Dispatches from the Creation Wars

The 5th Circuit is currently hearing an en banc appeal of a case where a school district refused to allow a student to hand out candy cane-shaped pens with religious messages attached to them. And the religious right continues to lie about the case, particularly in the Worldnutdaily. Look at what they’ve claimed about the case in just the last couple weeks. On May 17:

A hearing is scheduled Monday before the 5th U.S. Circuit Court of Appeals in New Orleans that could determine if students in elementary schools have the protections of the First Amendment to the U.S. Constitution…

But Kelly Shackelford, the president and CEO of Liberty Institute, told WND the fundamental question in the disagreement is whether the appeals court will “strip away the First Amendment rights of kids and their parents in the schools.”

“This is really serious, very dangerous,” he said, noting it would be the highest level for such a decision in the nation, short only a ruling from the U.S. Supreme Court.

“This is chilling. What this means if they have no First Amendment rights is that they have no right to have a viewpoint different from the government,” he said…

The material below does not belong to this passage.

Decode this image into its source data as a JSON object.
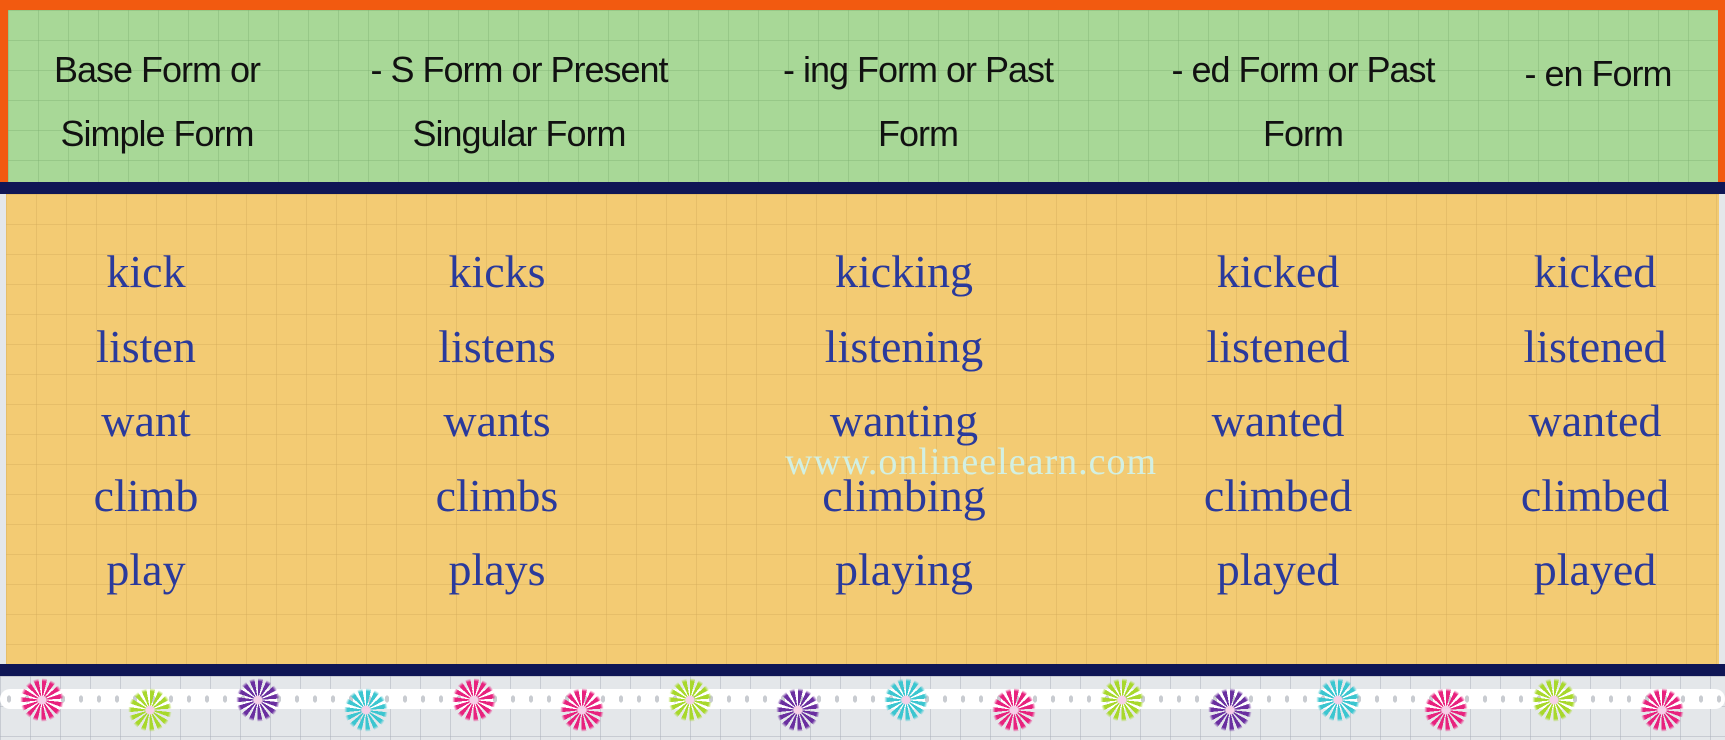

“If they win this case, they could silence 41 million American school kids and their parents,” the Institute explained.

Shackelford sees the possibility of a slippery slope: If an elementary school student has no First Amendment rights, what about a middle school or junior high student. Then what about a high school student. And what about adults, too? …

“This would be a massive transfer of power from citizens and students and their parents to the government. The government would decide whether students have those rights.”

And on May 23:

A decision by school officials to bar a student from handing out candy-cane pens with a Christian message to classmates at a “winter” party arrived today before the full panel of judges of the 5th U.S. Circuit Court of Appeals, who will have to decide whether the First Amendment’s speech protections apply also to youngsters in this instance.

But this is all nonsense. In fact, the court already ruled on the First Amendment issue, in favor of the kids. The school was clearly wrong and the Appeals Court already ruled that way. So why is the case continuing? As I explained last year, the only real issue left in the case is the question of qualified immunity.

Public employees like school principals are given qualified immunity from being sued for decisions made or actions taken as part of their official responsibilities. That means they can’t be sued personally for those decisions, but can be sued in their official capacities. But the plaintiffs in this case want to sue them personally, not just sue the school. And the school officials are claiming that they have qualified immunity.

The key legal question is whether the student’s right to hand out such items was “clearly established.” Qualified immunity goes away only in cases where the official action violated a clearly established right. And the school officials are arguing that even if their actions did violate the student’s rights, that right was not clearly established by court precedents that they should have been aware of.

Now, I happen to agree with the plaintiffs that the right in this case was clearly established. But that is an entirely different question from the substantive First Amendment issue, which has already been decided. The case being appealed was solely on the qualified immunity question. But they have to scare people into thinking that their rights are still at risk in order to keep the money flowing in.